Commercial Moss Harvest in the Pacific Northwest

JeriLynn Peck



This page is on the nontimber forest product
of epiphytic moss in the Pacific Northwest. 




In the context of PNW moss harvest, "moss" is usually a mixture of nonvascular mosses and liverworts that grow in large quantities on trees or shrubs (mostly epiphytes) in the subcanopy of forests 40+ years of age in western Oregon and Washington (and British Columbia).
Most research on this topic has been conducted on the Hebo Ranger District of the Siuslaw National Forest in northwestern Oregon.  Growing conditions for moss are ideal there; the coastal mountains receive abundant rainfall (>2500 mm/yr) 9 months of the year and regular fog (seen here!) during the summer drought.

As a result, moss is an abundant component of the forest ecosystem and

is used for food and habitat by numerous organisms.


Sometimes, however, the moss is conspicuously missing.  For many decades, trainloads of moss were harvested from the woods as a nontimber forest product, historically as a fruit packing material and more recently as a horticultural decorative.  Although this trade has nearly died out, you will still find patches of vine maple shrubs or red alder boles with gaps in their moss cover where the interwoven moss mats have been peeled from their substrate.


Harvesters haul out the moss, lay it out to air dry, and sell it to one of the few remaining buying sheds in the region.  These processors then compress 25# bales for the wholesale market. 
Ultimately much of the moss is passed on in small quantities for sale in retail outlets such as nurseries and craft stores, but is also shipped wholesale to larger markets.  PNW moss can end up in 44+ countries across the globe.

A good example of large volume moss use is this concourse at the Portland International Airport (PDX).  Take a look around the bases of the potted plants you encounter in offices, convention centers, and malls.  Odds are, that moss came from the PNW (or from the Appalachians, the #2 moss producing area of North America).

For many years, we didn't know much about moss harvest.  In the mid-1990s, we began to work with harvesters, buyers, and mangers to find out what species were impacted, on what host trees and shrubs they grew, how much moss was out there and where, and what impact this harvest might have on richness, abundance, and species composition.
We monitored harvesting activity, simulated harvest, and recorded what came off and what grew back. 
We found out that the harvesters were right; small amounts can be harvested over long periods of time in a sustainable fashion.

But, we also found that the local areas impacted by harvest were really impacted!  These stems show how variable recovery can be:  some were 100% covered after 10 years and others remained nearly bare.

If you are interested in this area, visit this literature page and consider contacting the following individuals:

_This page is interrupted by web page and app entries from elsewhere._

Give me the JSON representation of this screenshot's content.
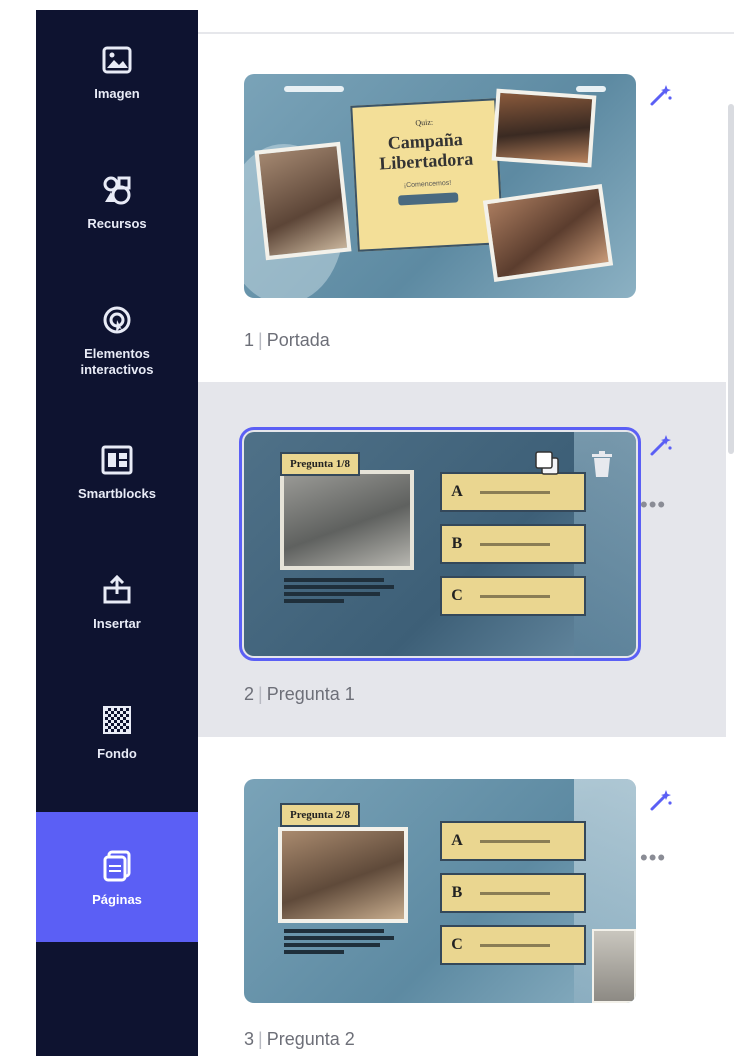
{
  "sidebar": {
    "items": [
      {
        "label": "Imagen",
        "icon": "image-icon"
      },
      {
        "label": "Recursos",
        "icon": "shapes-icon"
      },
      {
        "label": "Elementos interactivos",
        "icon": "interactive-icon"
      },
      {
        "label": "Smartblocks",
        "icon": "smartblocks-icon"
      },
      {
        "label": "Insertar",
        "icon": "insert-icon"
      },
      {
        "label": "Fondo",
        "icon": "background-icon"
      },
      {
        "label": "Páginas",
        "icon": "pages-icon",
        "active": true
      }
    ]
  },
  "pages": [
    {
      "number": "1",
      "name": "Portada",
      "slide": {
        "kicker": "Quiz:",
        "title_line1": "Campaña",
        "title_line2": "Libertadora",
        "subtitle": "¡Comencemos!"
      }
    },
    {
      "number": "2",
      "name": "Pregunta 1",
      "selected": true,
      "slide": {
        "tag": "Pregunta 1/8",
        "options": [
          "A",
          "B",
          "C"
        ]
      }
    },
    {
      "number": "3",
      "name": "Pregunta 2",
      "slide": {
        "tag": "Pregunta 2/8",
        "options": [
          "A",
          "B",
          "C"
        ]
      }
    }
  ],
  "colors": {
    "sidebar_bg": "#0e1330",
    "accent": "#5b5ff5",
    "selected_row": "#e5e6eb",
    "slide_paper": "#f3df98"
  }
}
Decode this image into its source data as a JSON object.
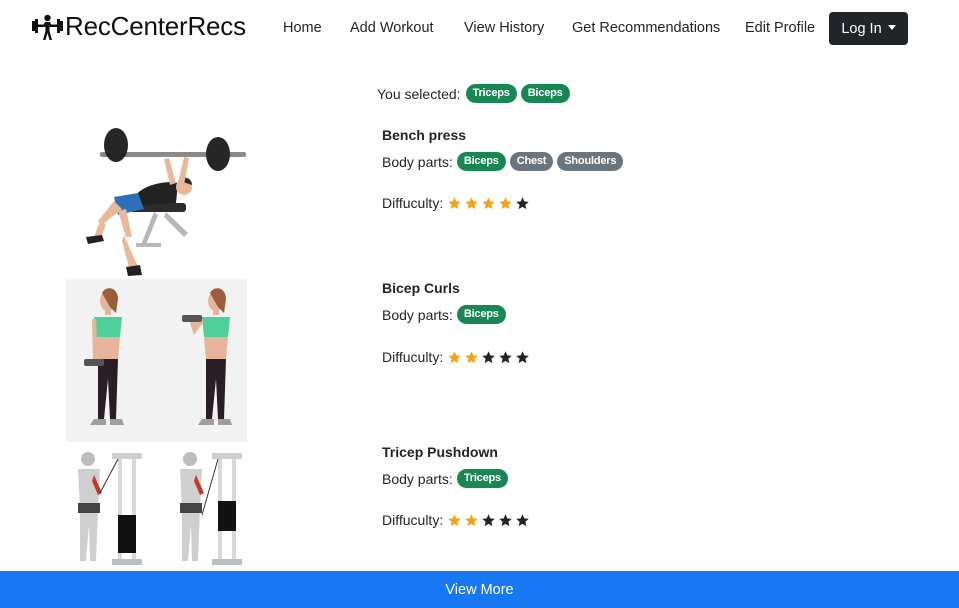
{
  "navbar": {
    "brand": "RecCenterRecs",
    "brand_icon": "weightlifter-icon",
    "links": [
      "Home",
      "Add Workout",
      "View History",
      "Get Recommendations",
      "Edit Profile"
    ],
    "login_label": "Log In"
  },
  "selection": {
    "label": "You selected:",
    "tags": [
      "Triceps",
      "Biceps"
    ]
  },
  "exercises": [
    {
      "title": "Bench press",
      "parts_label": "Body parts:",
      "parts": [
        "Biceps",
        "Chest",
        "Shoulders"
      ],
      "difficulty_label": "Diffuculty:",
      "difficulty": 4,
      "difficulty_max": 5,
      "image": "bench-press-illustration"
    },
    {
      "title": "Bicep Curls",
      "parts_label": "Body parts:",
      "parts": [
        "Biceps"
      ],
      "difficulty_label": "Diffuculty:",
      "difficulty": 2,
      "difficulty_max": 5,
      "image": "bicep-curl-illustration"
    },
    {
      "title": "Tricep Pushdown",
      "parts_label": "Body parts:",
      "parts": [
        "Triceps"
      ],
      "difficulty_label": "Diffuculty:",
      "difficulty": 2,
      "difficulty_max": 5,
      "image": "tricep-pushdown-illustration"
    }
  ],
  "footer": {
    "view_more": "View More"
  },
  "colors": {
    "badge_green": "#198754",
    "badge_gray": "#6c757d",
    "star_filled": "#f5a21b",
    "star_empty": "#212529",
    "primary": "#1877f2",
    "dark": "#212529"
  }
}
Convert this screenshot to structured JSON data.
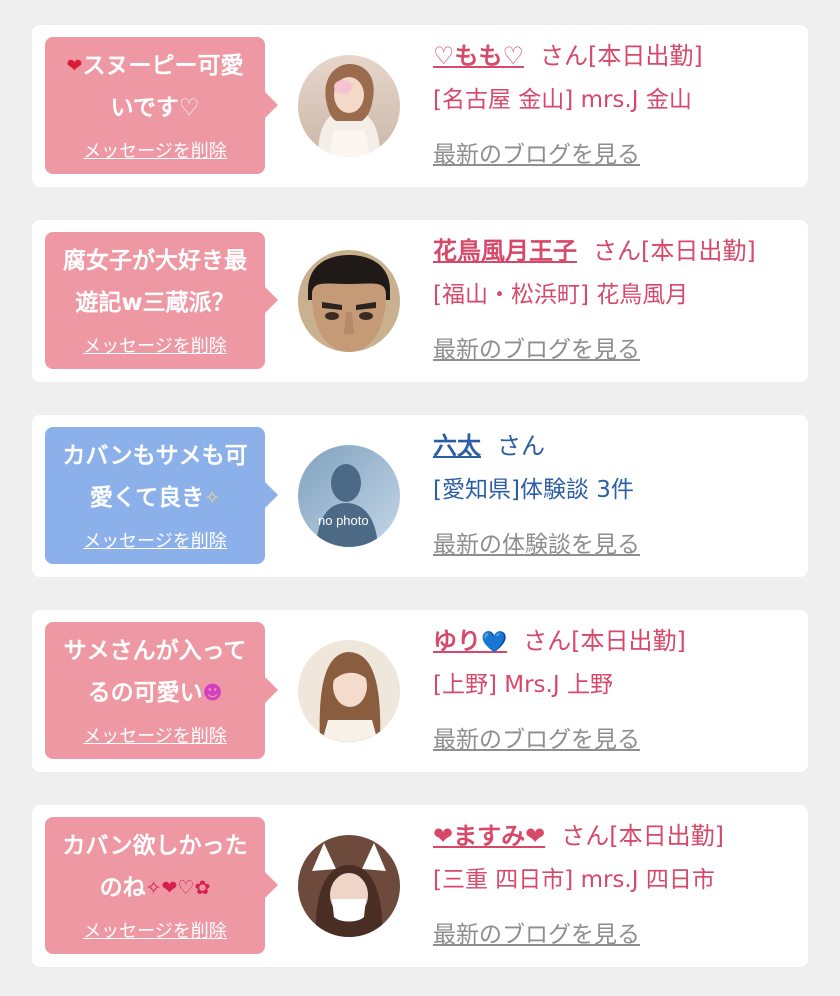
{
  "colors": {
    "pink_bubble": "#ee98a3",
    "blue_bubble": "#8bb0ea",
    "pink_text": "#d6496a",
    "blue_text": "#2d5ea5",
    "link_gray": "#8e8e8e"
  },
  "cards": [
    {
      "bubble_prefix_icon": "❤",
      "message": "スヌーピー可愛\nいです♡",
      "delete_label": "メッセージを削除",
      "avatar_icon": "woman-photo",
      "name": "♡もも♡",
      "san_label": "さん",
      "status": "[本日出勤]",
      "store": "[名古屋 金山] mrs.J 金山",
      "more_link": "最新のブログを見る"
    },
    {
      "message": "腐女子が大好き最\n遊記w三蔵派？",
      "delete_label": "メッセージを削除",
      "avatar_icon": "man-face-photo",
      "name": "花鳥風月王子",
      "san_label": "さん",
      "status": "[本日出勤]",
      "store": "[福山・松浜町] 花鳥風月",
      "more_link": "最新のブログを見る"
    },
    {
      "message": "カバンもサメも可\n愛くて良き",
      "message_suffix_icon": "✧",
      "delete_label": "メッセージを削除",
      "avatar_icon": "no-photo-silhouette",
      "avatar_text": "no photo",
      "name": "六太",
      "san_label": "さん",
      "store": "[愛知県]体験談 3件",
      "more_link": "最新の体験談を見る"
    },
    {
      "message": "サメさんが入って\nるの可愛い",
      "message_suffix_icon": "☻",
      "delete_label": "メッセージを削除",
      "avatar_icon": "woman-photo",
      "name": "ゆり",
      "name_suffix_icon": "💙",
      "san_label": "さん",
      "status": "[本日出勤]",
      "store": "[上野] Mrs.J 上野",
      "more_link": "最新のブログを見る"
    },
    {
      "message": "カバン欲しかった\nのね",
      "message_suffix_icons": "✧❤♡✿",
      "delete_label": "メッセージを削除",
      "avatar_icon": "masked-woman-photo",
      "name": "❤ますみ❤",
      "san_label": "さん",
      "status": "[本日出勤]",
      "store": "[三重 四日市] mrs.J 四日市",
      "more_link": "最新のブログを見る"
    }
  ]
}
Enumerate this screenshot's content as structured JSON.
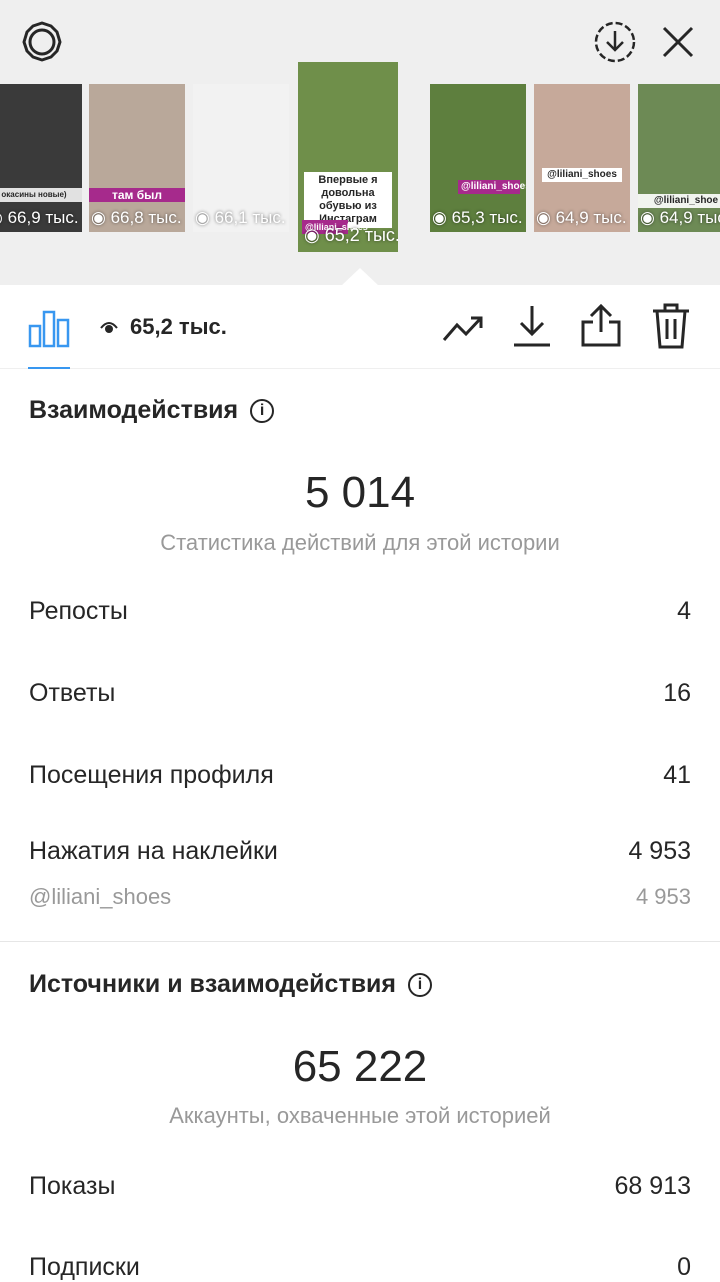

PNW moss harvest:  JeriLynn Peck (Penn State), Patricia Muir (Oregon State University), Nalini Nadkarni (Utah State University) Appalachian moss harvest:  Susan Studlar (West Virginia University)

Related topics on how humans interact with mosses in their environment:   Living With Mosses (Oregon State University class website)